11 July 2024

Phnom Penh, Cambodia – Cambodia’s ruling party claimed a landslide victory in Senate elections on Sunday, setting the stage for ex-PM Hun Sen to officially return to politics after he stepped down last year.

After nearly four decades of hardline rule, Hun Sen handed power to his eldest son Hun Manet after national polls last July held without any significant opposition.

Hun Sen at the time made it clear that despite his resignation, he still intended to wield influence.

After polls closed Sunday afternoon, the ruling Cambodian People’s Party (CPP) claimed they had swept the Senate, the country’s upper house.

Spokesman Sok Eysan said early results showed the “CPP won at least 50” of the 58 seats, and added, “obviously, he (Hun Sen) has won a seat.”

He confirmed the party would nominate the ex-PM as the president of the Senate — allowing him to act as head of state when the king is overseas — when it is expected to convene in April.

The National Electoral Committee is expected to take several weeks to publish official results.

Earlier, the 71-year-old lawmaker and chief of the ruling party had cast his ballot near his home in Takhmao city.

Four political parties, including Hun Sen’s ruling CPP, the royalist Funcinpec Party and two small opposition parties participated in the polls.

Of the 62-seat Senate, 58 seats are voted on by 125 MPs and more than 11,000 local administrators.

King Norodom Sihamoni appoints two senators, while the National Assembly appoints two others.

Most eligible voters are members of the CPP — who made a clean sweep of the Senate last election — making Hun Sen’s victory all but certain.

“This is a sign of the Hun family’s further consolidation of power,” said Sebastian Strangio, author of “Hun Sen’s Cambodia”, of the move to make Hun Sen Senate president.

“It is better to ensure that the position (does) not fall into a potential rival’s hands.”

Becoming president of the Senate would protect his son and prevent the family’s control being undermined, Strangio added.

Voters in the capital Phnom Penh seemed keen to see Hun Sen back in a position of authority.

“He has a lot of experience, so if he leads the Senate, our country will be prosperous,” commune chief Oeu Siphon told AFP.

The election follows lawmakers approving Hun Sen’s youngest son Hun Many as a deputy prime minister.

The government now includes a number of Hun Sen’s relatives, with several children of his allies also holding top jobs.

After coming to power in 1985, Hun Sen helped modernise a country devastated by civil war and genocide.

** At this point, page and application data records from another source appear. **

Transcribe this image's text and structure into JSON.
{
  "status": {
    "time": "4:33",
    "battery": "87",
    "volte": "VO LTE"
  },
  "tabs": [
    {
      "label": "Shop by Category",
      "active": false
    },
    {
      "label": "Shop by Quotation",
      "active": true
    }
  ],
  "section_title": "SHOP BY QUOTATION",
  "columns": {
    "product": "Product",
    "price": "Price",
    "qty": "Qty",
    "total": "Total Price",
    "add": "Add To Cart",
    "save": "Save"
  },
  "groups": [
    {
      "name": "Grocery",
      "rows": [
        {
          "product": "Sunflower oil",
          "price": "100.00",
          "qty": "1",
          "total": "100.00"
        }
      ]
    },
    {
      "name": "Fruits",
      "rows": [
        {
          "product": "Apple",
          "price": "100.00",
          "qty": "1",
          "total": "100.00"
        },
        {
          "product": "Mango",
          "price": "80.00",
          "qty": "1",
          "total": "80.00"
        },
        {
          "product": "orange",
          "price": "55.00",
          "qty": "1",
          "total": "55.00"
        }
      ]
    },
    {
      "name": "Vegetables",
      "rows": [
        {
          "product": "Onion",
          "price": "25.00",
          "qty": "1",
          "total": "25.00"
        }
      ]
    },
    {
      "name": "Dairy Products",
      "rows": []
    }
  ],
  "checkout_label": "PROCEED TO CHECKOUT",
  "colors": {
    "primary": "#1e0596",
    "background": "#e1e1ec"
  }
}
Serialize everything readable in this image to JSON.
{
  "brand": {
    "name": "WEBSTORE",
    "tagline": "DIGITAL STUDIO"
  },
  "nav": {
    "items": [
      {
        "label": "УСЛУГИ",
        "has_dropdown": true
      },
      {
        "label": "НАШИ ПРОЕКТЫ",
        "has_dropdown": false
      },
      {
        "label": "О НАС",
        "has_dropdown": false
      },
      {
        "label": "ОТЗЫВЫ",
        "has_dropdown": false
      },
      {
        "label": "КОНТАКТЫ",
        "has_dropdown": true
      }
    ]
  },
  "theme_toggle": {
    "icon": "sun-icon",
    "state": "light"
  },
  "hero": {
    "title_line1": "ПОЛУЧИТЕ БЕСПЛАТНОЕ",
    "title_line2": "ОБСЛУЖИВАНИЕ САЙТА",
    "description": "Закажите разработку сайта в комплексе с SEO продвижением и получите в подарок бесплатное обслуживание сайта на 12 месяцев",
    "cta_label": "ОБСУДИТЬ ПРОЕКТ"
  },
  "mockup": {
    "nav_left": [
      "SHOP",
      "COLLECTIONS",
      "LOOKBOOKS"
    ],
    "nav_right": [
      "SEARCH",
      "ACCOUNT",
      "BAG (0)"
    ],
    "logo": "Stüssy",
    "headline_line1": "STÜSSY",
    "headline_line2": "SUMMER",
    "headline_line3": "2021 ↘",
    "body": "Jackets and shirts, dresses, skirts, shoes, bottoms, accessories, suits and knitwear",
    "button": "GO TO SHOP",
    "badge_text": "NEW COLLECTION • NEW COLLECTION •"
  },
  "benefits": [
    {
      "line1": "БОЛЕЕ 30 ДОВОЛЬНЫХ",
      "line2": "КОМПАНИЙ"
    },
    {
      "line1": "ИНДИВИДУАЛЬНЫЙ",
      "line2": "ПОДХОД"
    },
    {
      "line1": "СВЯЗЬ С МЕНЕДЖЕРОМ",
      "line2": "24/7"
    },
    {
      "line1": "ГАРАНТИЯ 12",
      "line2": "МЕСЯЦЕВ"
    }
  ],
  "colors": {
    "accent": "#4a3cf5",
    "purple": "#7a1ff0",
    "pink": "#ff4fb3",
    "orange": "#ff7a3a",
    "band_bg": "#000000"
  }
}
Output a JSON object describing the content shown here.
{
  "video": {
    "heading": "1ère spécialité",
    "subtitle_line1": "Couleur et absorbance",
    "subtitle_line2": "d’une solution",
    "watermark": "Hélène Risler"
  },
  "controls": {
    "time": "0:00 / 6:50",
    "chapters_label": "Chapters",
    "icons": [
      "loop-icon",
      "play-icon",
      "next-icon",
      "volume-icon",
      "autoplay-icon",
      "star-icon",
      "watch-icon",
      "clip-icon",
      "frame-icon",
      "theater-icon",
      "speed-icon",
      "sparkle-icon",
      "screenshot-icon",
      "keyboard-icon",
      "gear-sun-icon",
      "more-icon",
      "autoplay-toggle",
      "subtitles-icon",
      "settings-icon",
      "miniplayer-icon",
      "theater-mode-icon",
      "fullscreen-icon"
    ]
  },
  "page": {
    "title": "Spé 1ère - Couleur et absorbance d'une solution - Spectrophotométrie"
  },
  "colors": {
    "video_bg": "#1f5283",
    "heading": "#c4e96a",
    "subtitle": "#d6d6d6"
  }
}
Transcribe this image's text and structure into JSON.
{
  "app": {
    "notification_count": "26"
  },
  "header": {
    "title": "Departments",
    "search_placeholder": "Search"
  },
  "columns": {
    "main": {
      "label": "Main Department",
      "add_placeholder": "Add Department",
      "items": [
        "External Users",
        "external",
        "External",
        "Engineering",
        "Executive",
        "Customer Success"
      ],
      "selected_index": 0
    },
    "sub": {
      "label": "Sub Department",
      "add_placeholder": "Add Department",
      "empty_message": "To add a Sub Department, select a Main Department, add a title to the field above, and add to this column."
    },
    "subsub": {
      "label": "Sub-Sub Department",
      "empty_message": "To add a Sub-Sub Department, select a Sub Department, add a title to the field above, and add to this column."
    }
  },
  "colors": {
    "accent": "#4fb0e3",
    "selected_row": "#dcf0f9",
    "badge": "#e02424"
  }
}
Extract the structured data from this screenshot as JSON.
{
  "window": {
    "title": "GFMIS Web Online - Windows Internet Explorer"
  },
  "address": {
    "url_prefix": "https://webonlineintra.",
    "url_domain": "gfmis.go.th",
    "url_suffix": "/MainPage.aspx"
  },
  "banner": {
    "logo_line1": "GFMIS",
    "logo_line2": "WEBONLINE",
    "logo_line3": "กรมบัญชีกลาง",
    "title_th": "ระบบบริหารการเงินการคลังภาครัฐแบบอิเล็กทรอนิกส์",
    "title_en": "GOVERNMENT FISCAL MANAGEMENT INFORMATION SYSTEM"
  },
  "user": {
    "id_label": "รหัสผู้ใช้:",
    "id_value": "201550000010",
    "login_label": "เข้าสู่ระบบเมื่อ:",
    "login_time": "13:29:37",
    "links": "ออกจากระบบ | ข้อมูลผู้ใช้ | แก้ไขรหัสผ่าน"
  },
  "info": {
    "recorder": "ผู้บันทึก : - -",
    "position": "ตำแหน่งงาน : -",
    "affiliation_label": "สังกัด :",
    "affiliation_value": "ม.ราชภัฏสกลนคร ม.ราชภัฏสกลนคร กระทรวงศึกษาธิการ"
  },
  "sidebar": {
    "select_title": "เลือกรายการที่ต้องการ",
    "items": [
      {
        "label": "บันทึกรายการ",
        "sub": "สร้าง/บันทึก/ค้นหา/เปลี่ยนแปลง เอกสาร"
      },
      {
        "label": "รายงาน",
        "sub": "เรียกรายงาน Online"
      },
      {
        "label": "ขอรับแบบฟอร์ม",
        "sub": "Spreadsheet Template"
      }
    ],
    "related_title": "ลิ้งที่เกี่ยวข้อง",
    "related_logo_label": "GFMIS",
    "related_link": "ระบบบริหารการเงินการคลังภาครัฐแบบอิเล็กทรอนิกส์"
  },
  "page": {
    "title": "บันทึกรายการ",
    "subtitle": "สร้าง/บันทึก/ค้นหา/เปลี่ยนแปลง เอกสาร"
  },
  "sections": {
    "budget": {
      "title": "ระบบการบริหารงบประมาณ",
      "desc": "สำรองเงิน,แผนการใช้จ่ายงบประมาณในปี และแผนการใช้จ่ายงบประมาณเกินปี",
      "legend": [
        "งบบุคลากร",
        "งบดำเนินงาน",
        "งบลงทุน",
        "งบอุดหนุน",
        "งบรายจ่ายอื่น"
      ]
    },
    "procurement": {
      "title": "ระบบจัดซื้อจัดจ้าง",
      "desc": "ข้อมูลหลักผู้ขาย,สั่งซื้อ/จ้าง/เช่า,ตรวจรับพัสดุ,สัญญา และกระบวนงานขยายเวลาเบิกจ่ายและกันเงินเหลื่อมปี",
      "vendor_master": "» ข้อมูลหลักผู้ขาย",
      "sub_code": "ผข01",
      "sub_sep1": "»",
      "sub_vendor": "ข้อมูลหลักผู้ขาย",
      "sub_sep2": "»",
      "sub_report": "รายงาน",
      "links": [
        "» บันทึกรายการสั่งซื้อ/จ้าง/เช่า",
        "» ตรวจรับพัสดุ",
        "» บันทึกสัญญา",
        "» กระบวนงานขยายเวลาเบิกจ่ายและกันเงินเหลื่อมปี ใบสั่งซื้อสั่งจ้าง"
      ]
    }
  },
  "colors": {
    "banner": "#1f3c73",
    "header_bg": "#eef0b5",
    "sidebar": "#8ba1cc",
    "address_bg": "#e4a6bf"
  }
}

But critics say his rule has also been marked by environmental destruction, entrenched graft and the elimination of nearly all political rivals.

by Agence France-Presse